◆ **Work order**
Copy out each line of the listing below where the string "Install" appears.
***** Entries shown
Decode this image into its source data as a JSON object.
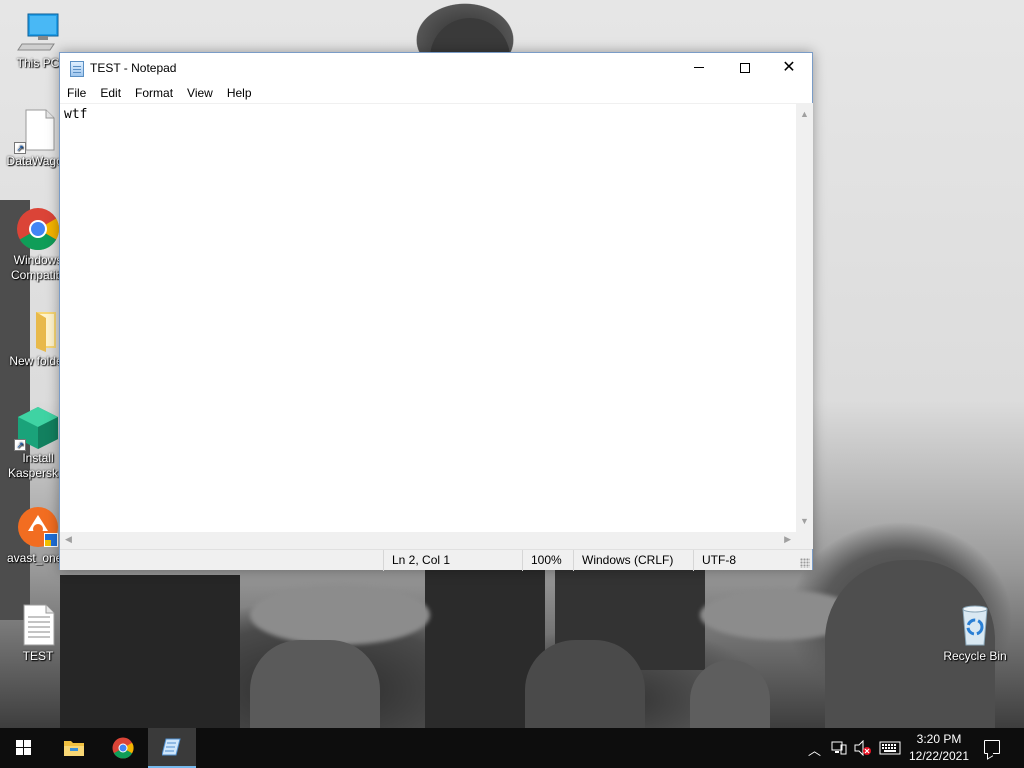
{
  "desktop": {
    "icons": [
      {
        "label": "This PC",
        "icon": "computer-icon"
      },
      {
        "label": "DataWagon",
        "icon": "file-shortcut-icon"
      },
      {
        "label": "Windows Compatibility",
        "line1": "Windows",
        "line2": "Compatibi",
        "icon": "chrome-icon"
      },
      {
        "label": "New folder",
        "icon": "folder-icon"
      },
      {
        "label": "Install Kaspersky",
        "line1": "Install",
        "line2": "Kaspersk...",
        "icon": "kaspersky-icon"
      },
      {
        "label": "avast_one_",
        "icon": "avast-icon"
      },
      {
        "label": "TEST",
        "icon": "text-file-icon"
      },
      {
        "label": "Recycle Bin",
        "icon": "recycle-bin-icon"
      }
    ]
  },
  "window": {
    "title": "TEST - Notepad",
    "menu": [
      "File",
      "Edit",
      "Format",
      "View",
      "Help"
    ],
    "content": "wtf",
    "status": {
      "position": "Ln 2, Col 1",
      "zoom": "100%",
      "line_ending": "Windows (CRLF)",
      "encoding": "UTF-8"
    }
  },
  "taskbar": {
    "pinned": [
      "start-icon",
      "file-explorer-icon",
      "chrome-icon",
      "notepad-icon"
    ],
    "clock_time": "3:20 PM",
    "clock_date": "12/22/2021",
    "accent": "#76b9ed"
  }
}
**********
◆ **Expected answer**
        "label": "Install Kaspersky",
        "line1": "Install",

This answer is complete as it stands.